Then, just seconds later, the blighted past and an uncertain future rush back in to drown you."
writes in Walrus Magazine
about coming of age in the long shadow of the AIDS epidemic. via utne
“You have to understand,” he said. “AIDS was
gay culture. All the big events were AIDS fundraisers. All the plays, all the movies were AIDS plays and AIDS movies. It was a complete and total obsession, driven by a barely managed hysterical fear on everybody’s part.” The rallying call was simple: “Silence equals death.” The woefully inadequate response to AIDS in the early years was due largely to the invisibility of gay culture. AIDS forced its prey to fight for their lives and dignity, which in turn spurred a rapid acceleration of gay rights.
I nodded quietly as Bryan told me about friends he had buried, as one must when hearing other people’s war stories, attention being the only appropriate contribution. One of his greatest friends had died just weeks before the drugs became available. “What happened in 1996, then? ” I asked. “How did things change when the drugs came out? ”
Bryan sputtered, the way he does when three books are trying to exit his mouth at once. “Everything changed! The whole body of assumptions everyone carried around was gone. The death sentence was gone, virtually overnight, and the disease immediately went underground.
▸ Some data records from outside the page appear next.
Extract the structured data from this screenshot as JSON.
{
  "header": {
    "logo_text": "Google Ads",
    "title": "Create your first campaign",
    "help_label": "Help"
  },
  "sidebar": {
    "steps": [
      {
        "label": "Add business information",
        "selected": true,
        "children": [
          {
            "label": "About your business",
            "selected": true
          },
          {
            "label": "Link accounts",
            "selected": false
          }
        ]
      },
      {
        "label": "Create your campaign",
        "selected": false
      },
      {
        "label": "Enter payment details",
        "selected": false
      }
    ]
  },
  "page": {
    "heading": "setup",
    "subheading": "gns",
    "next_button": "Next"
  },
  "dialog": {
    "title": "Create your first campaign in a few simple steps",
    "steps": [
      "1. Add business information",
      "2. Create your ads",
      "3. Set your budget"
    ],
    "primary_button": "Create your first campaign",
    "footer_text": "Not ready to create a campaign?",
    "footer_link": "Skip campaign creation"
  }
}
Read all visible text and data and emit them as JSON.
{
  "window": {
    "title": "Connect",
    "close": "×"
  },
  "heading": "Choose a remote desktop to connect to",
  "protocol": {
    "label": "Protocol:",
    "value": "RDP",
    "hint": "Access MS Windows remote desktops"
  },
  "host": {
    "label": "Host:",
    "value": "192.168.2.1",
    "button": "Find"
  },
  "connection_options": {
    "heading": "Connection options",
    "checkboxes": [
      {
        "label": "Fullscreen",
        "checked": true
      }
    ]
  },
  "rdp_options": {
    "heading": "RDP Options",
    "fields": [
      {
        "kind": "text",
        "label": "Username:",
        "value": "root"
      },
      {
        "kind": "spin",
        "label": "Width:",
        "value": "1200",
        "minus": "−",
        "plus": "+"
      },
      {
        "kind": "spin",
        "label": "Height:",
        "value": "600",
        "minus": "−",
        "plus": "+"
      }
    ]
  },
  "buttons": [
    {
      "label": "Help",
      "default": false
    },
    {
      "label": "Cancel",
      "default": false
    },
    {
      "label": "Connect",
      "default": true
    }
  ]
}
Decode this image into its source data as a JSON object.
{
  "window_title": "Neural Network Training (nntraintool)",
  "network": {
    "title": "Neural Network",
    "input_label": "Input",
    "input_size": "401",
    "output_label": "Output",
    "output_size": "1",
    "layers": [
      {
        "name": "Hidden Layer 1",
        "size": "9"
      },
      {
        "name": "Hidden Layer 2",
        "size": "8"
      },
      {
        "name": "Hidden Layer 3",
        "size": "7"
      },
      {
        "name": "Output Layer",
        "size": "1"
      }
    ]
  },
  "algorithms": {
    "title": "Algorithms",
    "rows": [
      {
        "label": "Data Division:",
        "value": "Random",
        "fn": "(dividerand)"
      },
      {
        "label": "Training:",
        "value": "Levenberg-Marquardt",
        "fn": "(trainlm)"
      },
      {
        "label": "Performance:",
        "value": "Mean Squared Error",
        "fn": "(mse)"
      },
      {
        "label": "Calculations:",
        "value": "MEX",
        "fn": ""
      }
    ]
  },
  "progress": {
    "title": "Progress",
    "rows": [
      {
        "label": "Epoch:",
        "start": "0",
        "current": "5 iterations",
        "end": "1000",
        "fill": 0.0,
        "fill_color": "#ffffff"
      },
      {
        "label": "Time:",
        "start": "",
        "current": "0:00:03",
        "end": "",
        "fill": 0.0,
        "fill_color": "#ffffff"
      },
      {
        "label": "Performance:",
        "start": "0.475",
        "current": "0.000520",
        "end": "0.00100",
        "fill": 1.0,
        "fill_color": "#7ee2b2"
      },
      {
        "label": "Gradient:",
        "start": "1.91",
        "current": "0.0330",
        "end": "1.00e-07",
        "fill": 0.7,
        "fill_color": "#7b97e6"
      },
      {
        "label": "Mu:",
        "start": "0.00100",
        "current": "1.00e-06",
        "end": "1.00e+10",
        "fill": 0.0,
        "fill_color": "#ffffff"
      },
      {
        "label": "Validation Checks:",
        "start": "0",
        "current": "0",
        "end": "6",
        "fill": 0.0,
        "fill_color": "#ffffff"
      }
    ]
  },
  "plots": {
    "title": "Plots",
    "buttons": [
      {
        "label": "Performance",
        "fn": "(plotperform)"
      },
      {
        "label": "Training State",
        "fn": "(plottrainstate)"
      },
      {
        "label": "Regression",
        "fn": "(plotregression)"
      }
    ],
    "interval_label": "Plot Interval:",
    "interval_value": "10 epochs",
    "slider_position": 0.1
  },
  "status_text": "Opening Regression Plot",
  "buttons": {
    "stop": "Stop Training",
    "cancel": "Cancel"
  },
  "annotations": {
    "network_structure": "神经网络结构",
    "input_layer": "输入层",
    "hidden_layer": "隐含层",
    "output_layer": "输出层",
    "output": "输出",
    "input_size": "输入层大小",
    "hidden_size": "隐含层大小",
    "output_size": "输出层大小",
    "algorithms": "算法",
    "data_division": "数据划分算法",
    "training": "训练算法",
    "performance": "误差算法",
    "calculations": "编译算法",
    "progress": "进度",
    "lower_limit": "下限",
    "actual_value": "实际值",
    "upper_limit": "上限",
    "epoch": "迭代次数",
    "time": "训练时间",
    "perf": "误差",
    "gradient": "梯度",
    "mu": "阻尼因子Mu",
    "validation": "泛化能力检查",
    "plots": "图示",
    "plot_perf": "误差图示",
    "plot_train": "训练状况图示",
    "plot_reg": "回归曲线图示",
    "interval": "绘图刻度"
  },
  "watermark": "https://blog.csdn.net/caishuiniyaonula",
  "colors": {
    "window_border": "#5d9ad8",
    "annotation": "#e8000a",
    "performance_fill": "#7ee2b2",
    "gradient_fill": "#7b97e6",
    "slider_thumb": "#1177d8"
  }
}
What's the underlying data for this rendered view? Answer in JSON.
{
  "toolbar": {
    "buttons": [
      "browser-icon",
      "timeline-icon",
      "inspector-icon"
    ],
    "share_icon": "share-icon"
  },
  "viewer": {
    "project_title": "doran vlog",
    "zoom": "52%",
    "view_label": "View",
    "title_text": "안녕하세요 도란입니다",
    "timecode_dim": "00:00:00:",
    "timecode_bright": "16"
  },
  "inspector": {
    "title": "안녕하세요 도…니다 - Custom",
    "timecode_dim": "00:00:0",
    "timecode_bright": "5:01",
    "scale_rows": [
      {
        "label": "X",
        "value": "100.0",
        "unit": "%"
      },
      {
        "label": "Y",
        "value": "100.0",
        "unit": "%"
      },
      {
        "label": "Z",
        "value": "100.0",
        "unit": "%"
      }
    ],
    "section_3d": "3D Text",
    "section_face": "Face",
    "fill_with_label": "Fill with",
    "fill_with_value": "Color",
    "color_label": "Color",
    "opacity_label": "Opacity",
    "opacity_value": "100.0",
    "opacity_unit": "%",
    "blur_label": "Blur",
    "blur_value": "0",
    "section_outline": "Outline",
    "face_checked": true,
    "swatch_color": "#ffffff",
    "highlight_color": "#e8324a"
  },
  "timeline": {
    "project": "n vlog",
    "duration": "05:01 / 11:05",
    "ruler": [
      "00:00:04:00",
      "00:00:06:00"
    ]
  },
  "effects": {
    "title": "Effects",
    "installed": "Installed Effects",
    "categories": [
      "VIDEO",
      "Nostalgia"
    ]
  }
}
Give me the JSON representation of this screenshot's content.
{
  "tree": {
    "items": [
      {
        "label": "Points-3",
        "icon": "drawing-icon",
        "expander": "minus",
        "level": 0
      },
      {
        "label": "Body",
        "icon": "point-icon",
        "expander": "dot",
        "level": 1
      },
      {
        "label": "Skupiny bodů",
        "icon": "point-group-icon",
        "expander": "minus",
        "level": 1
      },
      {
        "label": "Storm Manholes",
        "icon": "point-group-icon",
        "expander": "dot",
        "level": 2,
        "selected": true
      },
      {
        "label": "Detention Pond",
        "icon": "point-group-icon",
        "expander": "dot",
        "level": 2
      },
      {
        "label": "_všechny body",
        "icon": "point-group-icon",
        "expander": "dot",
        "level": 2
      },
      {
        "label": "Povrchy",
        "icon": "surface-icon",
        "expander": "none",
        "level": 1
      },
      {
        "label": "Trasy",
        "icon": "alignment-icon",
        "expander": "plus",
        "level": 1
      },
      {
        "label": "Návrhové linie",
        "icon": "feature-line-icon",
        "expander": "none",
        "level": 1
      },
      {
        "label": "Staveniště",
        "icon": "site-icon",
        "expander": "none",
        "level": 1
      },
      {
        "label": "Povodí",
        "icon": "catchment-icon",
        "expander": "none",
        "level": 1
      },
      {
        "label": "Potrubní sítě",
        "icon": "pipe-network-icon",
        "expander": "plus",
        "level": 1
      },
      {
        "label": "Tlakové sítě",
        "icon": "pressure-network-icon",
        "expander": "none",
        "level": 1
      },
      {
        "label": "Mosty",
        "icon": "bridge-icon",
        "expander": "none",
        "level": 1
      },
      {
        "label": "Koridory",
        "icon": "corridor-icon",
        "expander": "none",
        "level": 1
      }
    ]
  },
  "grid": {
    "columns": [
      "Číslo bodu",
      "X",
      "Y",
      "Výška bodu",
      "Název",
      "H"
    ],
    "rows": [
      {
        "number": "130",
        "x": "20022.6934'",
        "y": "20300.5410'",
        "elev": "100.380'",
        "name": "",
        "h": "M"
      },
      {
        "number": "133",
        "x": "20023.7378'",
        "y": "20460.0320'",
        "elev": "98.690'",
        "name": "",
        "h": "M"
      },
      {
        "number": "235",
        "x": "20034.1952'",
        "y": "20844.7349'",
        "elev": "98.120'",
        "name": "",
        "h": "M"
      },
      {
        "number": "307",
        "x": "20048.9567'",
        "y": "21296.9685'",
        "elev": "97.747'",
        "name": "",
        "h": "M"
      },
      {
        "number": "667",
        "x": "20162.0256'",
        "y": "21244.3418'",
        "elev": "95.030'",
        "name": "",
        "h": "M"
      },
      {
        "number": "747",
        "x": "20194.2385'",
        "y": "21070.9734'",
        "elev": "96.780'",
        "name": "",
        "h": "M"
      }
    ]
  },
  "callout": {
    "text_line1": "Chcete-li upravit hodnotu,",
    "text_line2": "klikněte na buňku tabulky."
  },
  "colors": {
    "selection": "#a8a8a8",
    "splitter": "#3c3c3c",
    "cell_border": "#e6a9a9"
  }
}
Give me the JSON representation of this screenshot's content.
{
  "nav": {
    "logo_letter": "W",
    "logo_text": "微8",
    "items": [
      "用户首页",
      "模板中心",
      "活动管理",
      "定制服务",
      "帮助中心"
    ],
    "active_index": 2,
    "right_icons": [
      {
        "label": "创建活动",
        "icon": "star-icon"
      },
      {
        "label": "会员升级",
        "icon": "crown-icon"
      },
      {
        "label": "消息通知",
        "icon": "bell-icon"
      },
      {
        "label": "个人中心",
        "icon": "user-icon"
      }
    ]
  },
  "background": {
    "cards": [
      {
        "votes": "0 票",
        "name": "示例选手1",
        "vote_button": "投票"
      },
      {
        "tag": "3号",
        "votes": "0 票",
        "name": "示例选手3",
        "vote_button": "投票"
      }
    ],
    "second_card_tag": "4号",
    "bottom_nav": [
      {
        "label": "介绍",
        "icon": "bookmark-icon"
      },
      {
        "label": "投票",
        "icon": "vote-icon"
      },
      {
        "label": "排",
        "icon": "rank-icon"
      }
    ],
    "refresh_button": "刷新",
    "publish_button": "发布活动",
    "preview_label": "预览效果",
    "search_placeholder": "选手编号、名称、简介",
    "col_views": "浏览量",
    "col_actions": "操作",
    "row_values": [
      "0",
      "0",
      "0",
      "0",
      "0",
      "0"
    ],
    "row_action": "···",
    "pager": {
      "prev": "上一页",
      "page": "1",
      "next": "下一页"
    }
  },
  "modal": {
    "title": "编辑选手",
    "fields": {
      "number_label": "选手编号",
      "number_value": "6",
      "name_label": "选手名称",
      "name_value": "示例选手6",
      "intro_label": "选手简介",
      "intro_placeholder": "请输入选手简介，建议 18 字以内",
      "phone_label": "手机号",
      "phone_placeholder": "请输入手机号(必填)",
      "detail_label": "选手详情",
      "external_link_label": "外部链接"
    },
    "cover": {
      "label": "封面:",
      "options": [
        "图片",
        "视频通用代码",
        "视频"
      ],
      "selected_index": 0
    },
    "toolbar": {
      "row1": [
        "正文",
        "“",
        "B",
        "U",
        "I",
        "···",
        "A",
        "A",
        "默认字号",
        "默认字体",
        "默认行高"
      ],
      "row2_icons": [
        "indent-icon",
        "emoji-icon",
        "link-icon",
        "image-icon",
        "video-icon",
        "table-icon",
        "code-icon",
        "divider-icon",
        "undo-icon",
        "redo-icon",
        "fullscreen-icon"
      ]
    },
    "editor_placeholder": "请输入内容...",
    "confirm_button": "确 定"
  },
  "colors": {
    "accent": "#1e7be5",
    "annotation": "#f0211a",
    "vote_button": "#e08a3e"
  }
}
Within a breathtakingly short period, it went from being a thing everybody talked about to a thing nobody talked about.”